Niels Weinhold, Cody Ashby, Leo Rasche, Shweta S. Chavan, Caleb Stein, Owen W. Stephens, Ruslana Tytarenko, Michael A. Bauer, Tobias Meissner, Shayu Deshpande, Purvi H. Patel, Timea Buzder, Gabor Molnar, Erich A. Peterson, Frits van Rhee, Maurizio Zangari, Sharmilan Thanendrarajan, Carolina Schinke, Erming Tian, Joshua Epstein, Bart Barlogie, Faith E. Davies, Christoph J. Heuck, Brian A. Walker and Gareth J. Morgan

Key points

  • Hits in driver genes and bi-allelic events affecting tumor suppressors increase apoptosis resistance and proliferation rate driving relapse.

  • Excessive bi-allelic inactivation of tumor suppressors in high risk cases highlight the need for TP53 independent therapeutic approaches.

Abstract

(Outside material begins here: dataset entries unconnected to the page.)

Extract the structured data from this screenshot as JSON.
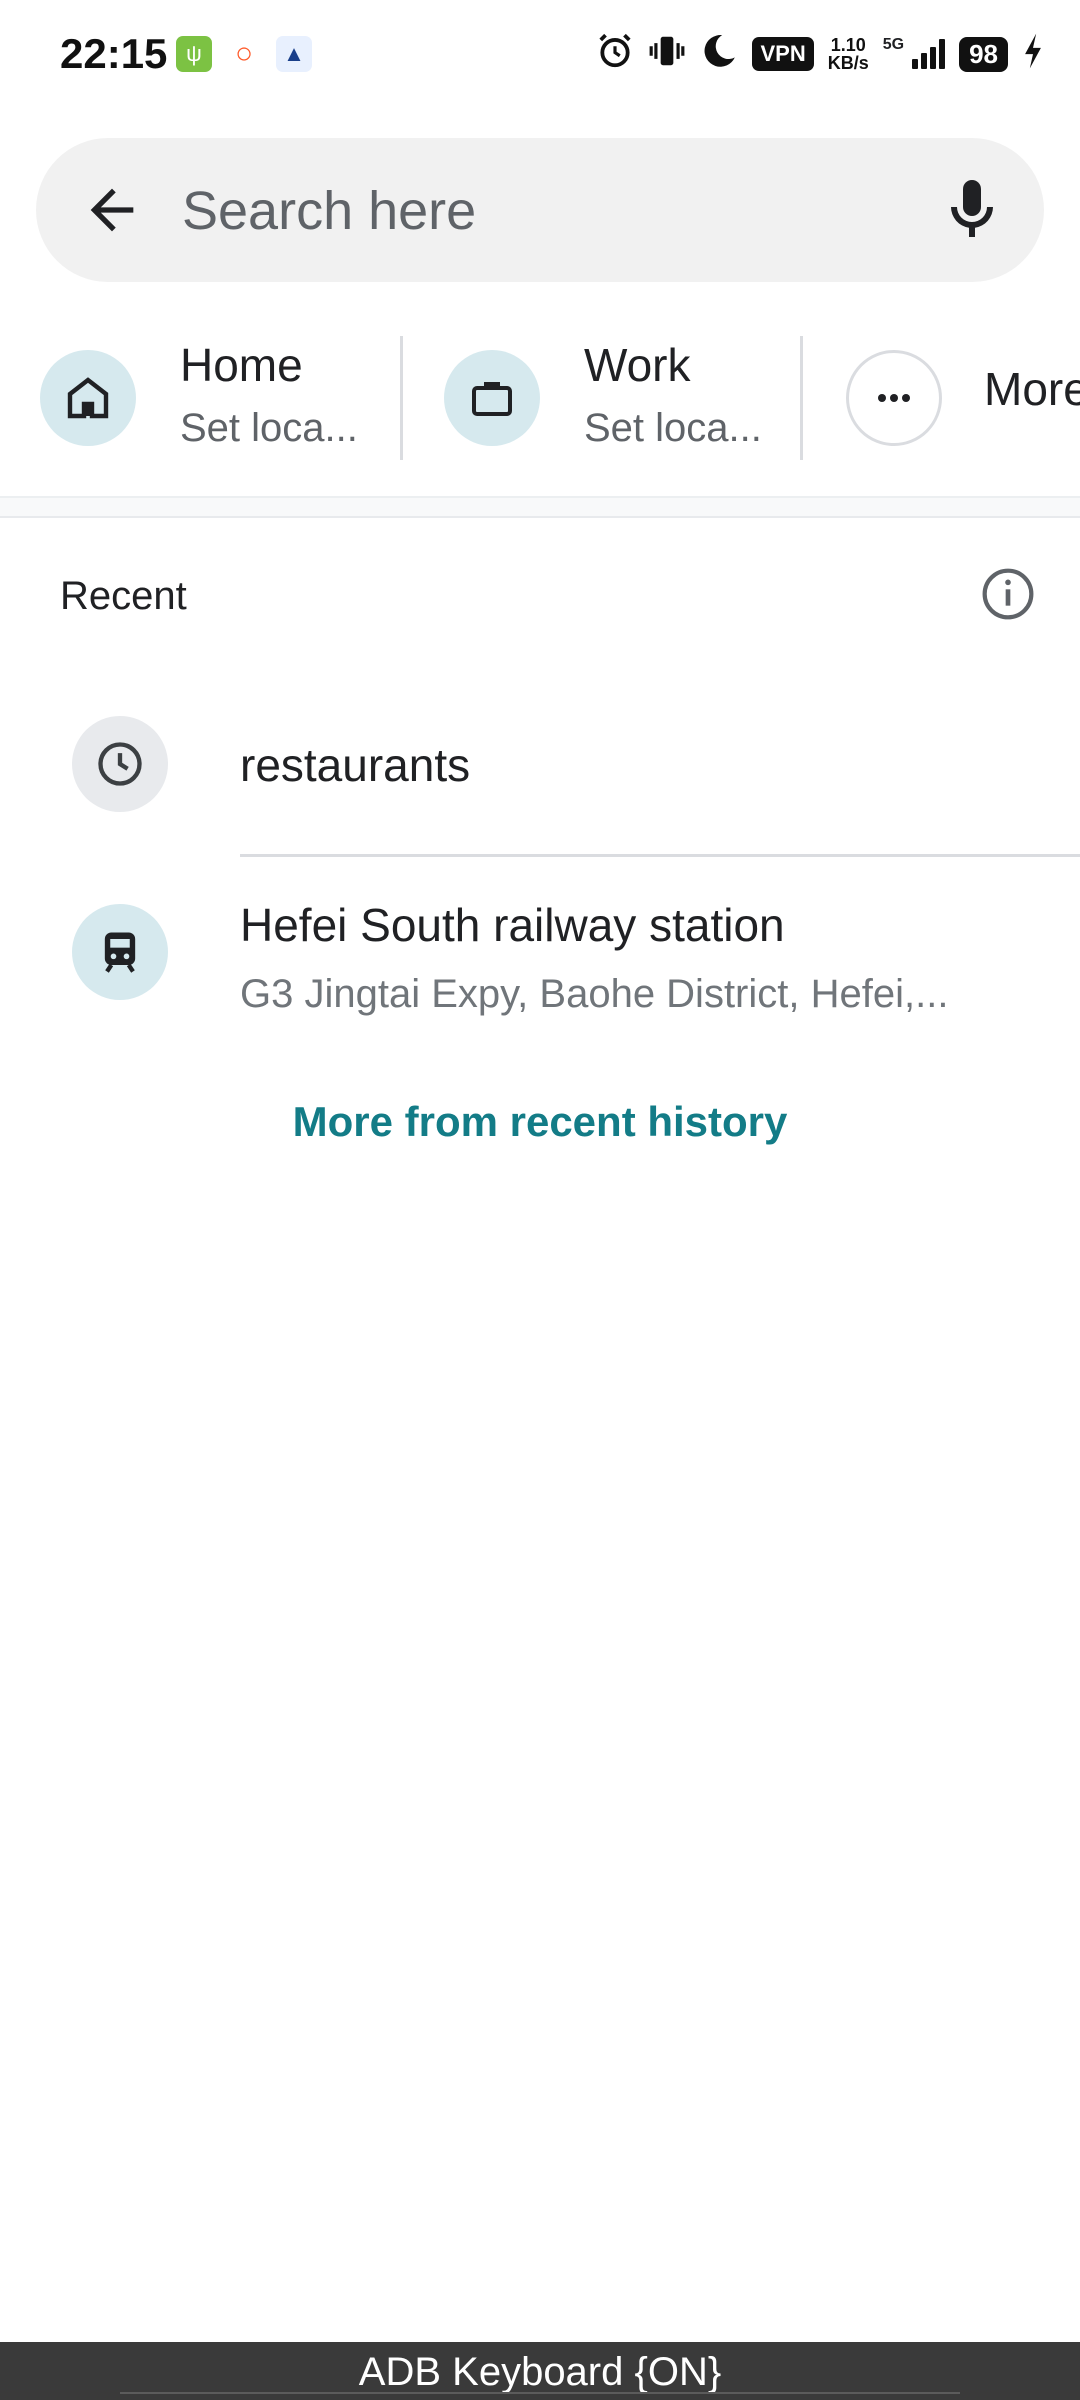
{
  "status_bar": {
    "time": "22:15",
    "vpn_label": "VPN",
    "net_speed_value": "1.10",
    "net_speed_unit": "KB/s",
    "network_type": "5G",
    "battery_level": "98",
    "icons": [
      "usb-debug-icon",
      "orange-circle-app-icon",
      "cat-app-icon",
      "alarm-icon",
      "vibrate-icon",
      "do-not-disturb-moon-icon",
      "vpn-icon",
      "signal-icon",
      "battery-icon",
      "charging-bolt-icon"
    ]
  },
  "search": {
    "placeholder": "Search here"
  },
  "shortcuts": [
    {
      "title": "Home",
      "subtitle": "Set loca...",
      "icon": "home-icon"
    },
    {
      "title": "Work",
      "subtitle": "Set loca...",
      "icon": "briefcase-icon"
    },
    {
      "title": "More",
      "icon": "more-dots-icon"
    }
  ],
  "recent": {
    "title": "Recent",
    "items": [
      {
        "title": "restaurants",
        "icon": "history-clock-icon"
      },
      {
        "title": "Hefei South railway station",
        "subtitle": "G3 Jingtai Expy, Baohe District, Hefei,...",
        "icon": "train-icon"
      }
    ],
    "more_link": "More from recent history"
  },
  "footer": {
    "adb_label": "ADB Keyboard {ON}"
  },
  "colors": {
    "accent_teal": "#137c87",
    "chip_teal_bg": "#d6e9ee",
    "search_bg": "#f1f1f1"
  }
}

To elucidate the mechanisms underlying relapse from chemotherapy in multiple myeloma we performed a longitudinal study of 33 patients entered into Total Therapy protocols investigating them using gene expression profiling, high resolution copy number arrays and whole exome sequencing. The study illustrates the mechanistic importance of acquired mutations in known myeloma driver genes and the critical nature of bi-allelic inactivation events affecting tumor suppressor genes, especially TP53. The end result being resistance to apoptosis and increased proliferation rates, which drive relapse by Darwinian type clonal evolution. The number of copy number aberration changes and bi-allelic inactivation of tumor suppressor genes was increased in GEP70 high risk, consistent with genomic instability being a key feature of high risk. In conclusion, the study highlights the impact of acquired genetic events, which enhance the evolutionary fitness level of myeloma propagating cells to survive multi-agent chemotherapy and to result in relapse.

  • Submitted June 23, 2016.
  • Accepted August 2, 2016.